Reproduce the listing below as it stands. Leave out each image.
╭─ Supplied data
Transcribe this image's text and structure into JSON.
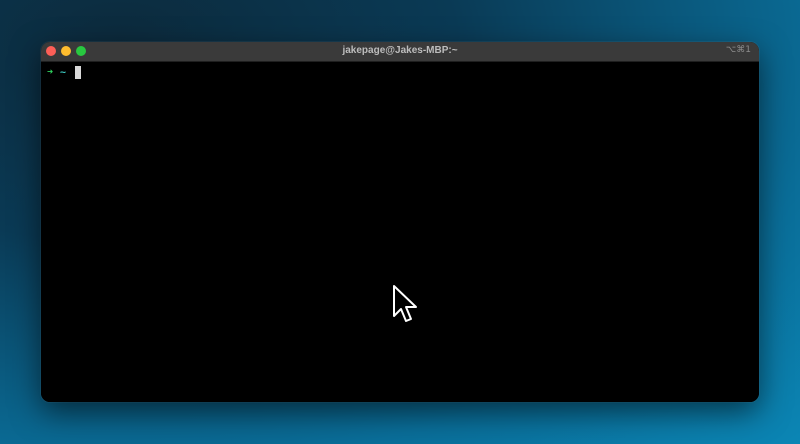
{
  "window": {
    "title": "jakepage@Jakes-MBP:~",
    "shortcut": "⌥⌘1"
  },
  "terminal": {
    "prompt_symbol": "➜",
    "prompt_dir": "~"
  },
  "colors": {
    "close": "#fe5f57",
    "minimize": "#febc2e",
    "maximize": "#28c840",
    "prompt_arrow": "#2fd35e",
    "prompt_dir": "#3fd0c8"
  }
}
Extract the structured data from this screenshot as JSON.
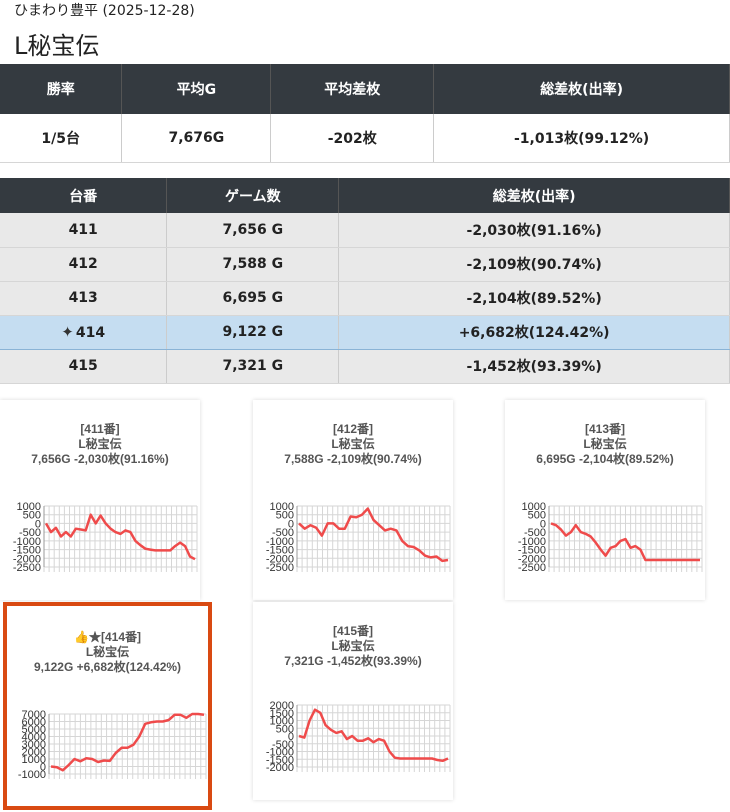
{
  "breadcrumb": "ひまわり豊平 (2025-12-28)",
  "title": "L秘宝伝",
  "summary": {
    "headers": [
      "勝率",
      "平均G",
      "平均差枚",
      "総差枚(出率)"
    ],
    "values": [
      "1/5台",
      "7,676G",
      "-202枚",
      "-1,013枚(99.12%)"
    ]
  },
  "machines": {
    "headers": [
      "台番",
      "ゲーム数",
      "総差枚(出率)"
    ],
    "rows": [
      {
        "id": "411",
        "games": "7,656 G",
        "diff": "-2,030枚(91.16%)"
      },
      {
        "id": "412",
        "games": "7,588 G",
        "diff": "-2,109枚(90.74%)"
      },
      {
        "id": "413",
        "games": "6,695 G",
        "diff": "-2,104枚(89.52%)"
      },
      {
        "id": "414",
        "games": "9,122 G",
        "diff": "+6,682枚(124.42%)"
      },
      {
        "id": "415",
        "games": "7,321 G",
        "diff": "-1,452枚(93.39%)"
      }
    ]
  },
  "colors": {
    "line": "#ef4b4b",
    "highlight": "#c5ddf1",
    "header_bg": "#343a40",
    "selected_border": "#d94a12"
  },
  "charts": [
    {
      "label": "[411番]",
      "name": "L秘宝伝",
      "stats": "7,656G -2,030枚(91.16%)",
      "ymin": -2500,
      "ymax": 1000,
      "ticks": [
        "1000",
        "500",
        "0",
        "-500",
        "-1000",
        "-1500",
        "-2000",
        "-2500"
      ],
      "values": [
        0,
        -500,
        -250,
        -750,
        -500,
        -750,
        -300,
        -350,
        -400,
        500,
        0,
        450,
        0,
        -300,
        -500,
        -600,
        -400,
        -500,
        -1000,
        -1250,
        -1450,
        -1500,
        -1550,
        -1550,
        -1550,
        -1550,
        -1300,
        -1100,
        -1300,
        -1900,
        -2050
      ]
    },
    {
      "label": "[412番]",
      "name": "L秘宝伝",
      "stats": "7,588G -2,109枚(90.74%)",
      "ymin": -2500,
      "ymax": 1000,
      "ticks": [
        "1000",
        "500",
        "0",
        "-500",
        "-1000",
        "-1500",
        "-2000",
        "-2500"
      ],
      "values": [
        0,
        -300,
        -100,
        -250,
        -700,
        0,
        0,
        -300,
        -300,
        400,
        350,
        500,
        850,
        200,
        -100,
        -400,
        -300,
        -400,
        -1000,
        -1300,
        -1350,
        -1550,
        -1850,
        -1950,
        -1900,
        -2150,
        -2100
      ]
    },
    {
      "label": "[413番]",
      "name": "L秘宝伝",
      "stats": "6,695G -2,104枚(89.52%)",
      "ymin": -2500,
      "ymax": 1000,
      "ticks": [
        "1000",
        "500",
        "0",
        "-500",
        "-1000",
        "-1500",
        "-2000",
        "-2500"
      ],
      "values": [
        0,
        -100,
        -350,
        -700,
        -500,
        -100,
        -500,
        -600,
        -750,
        -1100,
        -1500,
        -1850,
        -1400,
        -1300,
        -1000,
        -900,
        -1400,
        -1300,
        -1500,
        -2100,
        -2100,
        -2100,
        -2100,
        -2100,
        -2100,
        -2100,
        -2100,
        -2100,
        -2100,
        -2100,
        -2100
      ]
    },
    {
      "label": "[414番]",
      "name": "L秘宝伝",
      "stats": "9,122G +6,682枚(124.42%)",
      "prefix": "👍★",
      "ymin": -1000,
      "ymax": 7000,
      "ticks": [
        "7000",
        "6000",
        "5000",
        "4000",
        "3000",
        "2000",
        "1000",
        "0",
        "-1000"
      ],
      "values": [
        0,
        -100,
        -500,
        200,
        1000,
        700,
        1100,
        1000,
        600,
        800,
        750,
        1800,
        2500,
        2500,
        2900,
        4000,
        5700,
        5900,
        6000,
        6000,
        6200,
        6900,
        6900,
        6500,
        7000,
        7000,
        6900
      ]
    },
    {
      "label": "[415番]",
      "name": "L秘宝伝",
      "stats": "7,321G -1,452枚(93.39%)",
      "ymin": -2000,
      "ymax": 2000,
      "ticks": [
        "2000",
        "1500",
        "1000",
        "500",
        "0",
        "-500",
        "-1000",
        "-1500",
        "-2000"
      ],
      "values": [
        0,
        -100,
        1000,
        1700,
        1500,
        700,
        400,
        200,
        300,
        -200,
        0,
        -300,
        -300,
        -150,
        -400,
        -200,
        -300,
        -1000,
        -1400,
        -1450,
        -1450,
        -1450,
        -1450,
        -1450,
        -1450,
        -1450,
        -1550,
        -1600,
        -1450
      ]
    }
  ]
}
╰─
Expected answer:
Transcribe this image's text and structure into JSON.
{
  "window": {
    "title": "jakepage@Jakes-MBP:~",
    "shortcut": "⌥⌘1"
  },
  "terminal": {
    "prompt_symbol": "➜",
    "prompt_dir": "~"
  },
  "colors": {
    "close": "#fe5f57",
    "minimize": "#febc2e",
    "maximize": "#28c840",
    "prompt_arrow": "#2fd35e",
    "prompt_dir": "#3fd0c8"
  }
}
Extract the structured data from this screenshot as JSON.
{
  "breadcrumb": "ひまわり豊平 (2025-12-28)",
  "title": "L秘宝伝",
  "summary": {
    "headers": [
      "勝率",
      "平均G",
      "平均差枚",
      "総差枚(出率)"
    ],
    "values": [
      "1/5台",
      "7,676G",
      "-202枚",
      "-1,013枚(99.12%)"
    ]
  },
  "machines": {
    "headers": [
      "台番",
      "ゲーム数",
      "総差枚(出率)"
    ],
    "rows": [
      {
        "id": "411",
        "games": "7,656 G",
        "diff": "-2,030枚(91.16%)"
      },
      {
        "id": "412",
        "games": "7,588 G",
        "diff": "-2,109枚(90.74%)"
      },
      {
        "id": "413",
        "games": "6,695 G",
        "diff": "-2,104枚(89.52%)"
      },
      {
        "id": "414",
        "games": "9,122 G",
        "diff": "+6,682枚(124.42%)"
      },
      {
        "id": "415",
        "games": "7,321 G",
        "diff": "-1,452枚(93.39%)"
      }
    ]
  },
  "colors": {
    "line": "#ef4b4b",
    "highlight": "#c5ddf1",
    "header_bg": "#343a40",
    "selected_border": "#d94a12"
  },
  "charts": [
    {
      "label": "[411番]",
      "name": "L秘宝伝",
      "stats": "7,656G -2,030枚(91.16%)",
      "ymin": -2500,
      "ymax": 1000,
      "ticks": [
        "1000",
        "500",
        "0",
        "-500",
        "-1000",
        "-1500",
        "-2000",
        "-2500"
      ],
      "values": [
        0,
        -500,
        -250,
        -750,
        -500,
        -750,
        -300,
        -350,
        -400,
        500,
        0,
        450,
        0,
        -300,
        -500,
        -600,
        -400,
        -500,
        -1000,
        -1250,
        -1450,
        -1500,
        -1550,
        -1550,
        -1550,
        -1550,
        -1300,
        -1100,
        -1300,
        -1900,
        -2050
      ]
    },
    {
      "label": "[412番]",
      "name": "L秘宝伝",
      "stats": "7,588G -2,109枚(90.74%)",
      "ymin": -2500,
      "ymax": 1000,
      "ticks": [
        "1000",
        "500",
        "0",
        "-500",
        "-1000",
        "-1500",
        "-2000",
        "-2500"
      ],
      "values": [
        0,
        -300,
        -100,
        -250,
        -700,
        0,
        0,
        -300,
        -300,
        400,
        350,
        500,
        850,
        200,
        -100,
        -400,
        -300,
        -400,
        -1000,
        -1300,
        -1350,
        -1550,
        -1850,
        -1950,
        -1900,
        -2150,
        -2100
      ]
    },
    {
      "label": "[413番]",
      "name": "L秘宝伝",
      "stats": "6,695G -2,104枚(89.52%)",
      "ymin": -2500,
      "ymax": 1000,
      "ticks": [
        "1000",
        "500",
        "0",
        "-500",
        "-1000",
        "-1500",
        "-2000",
        "-2500"
      ],
      "values": [
        0,
        -100,
        -350,
        -700,
        -500,
        -100,
        -500,
        -600,
        -750,
        -1100,
        -1500,
        -1850,
        -1400,
        -1300,
        -1000,
        -900,
        -1400,
        -1300,
        -1500,
        -2100,
        -2100,
        -2100,
        -2100,
        -2100,
        -2100,
        -2100,
        -2100,
        -2100,
        -2100,
        -2100,
        -2100
      ]
    },
    {
      "label": "[414番]",
      "name": "L秘宝伝",
      "stats": "9,122G +6,682枚(124.42%)",
      "prefix": "👍★",
      "ymin": -1000,
      "ymax": 7000,
      "ticks": [
        "7000",
        "6000",
        "5000",
        "4000",
        "3000",
        "2000",
        "1000",
        "0",
        "-1000"
      ],
      "values": [
        0,
        -100,
        -500,
        200,
        1000,
        700,
        1100,
        1000,
        600,
        800,
        750,
        1800,
        2500,
        2500,
        2900,
        4000,
        5700,
        5900,
        6000,
        6000,
        6200,
        6900,
        6900,
        6500,
        7000,
        7000,
        6900
      ]
    },
    {
      "label": "[415番]",
      "name": "L秘宝伝",
      "stats": "7,321G -1,452枚(93.39%)",
      "ymin": -2000,
      "ymax": 2000,
      "ticks": [
        "2000",
        "1500",
        "1000",
        "500",
        "0",
        "-500",
        "-1000",
        "-1500",
        "-2000"
      ],
      "values": [
        0,
        -100,
        1000,
        1700,
        1500,
        700,
        400,
        200,
        300,
        -200,
        0,
        -300,
        -300,
        -150,
        -400,
        -200,
        -300,
        -1000,
        -1400,
        -1450,
        -1450,
        -1450,
        -1450,
        -1450,
        -1450,
        -1450,
        -1550,
        -1600,
        -1450
      ]
    }
  ]
}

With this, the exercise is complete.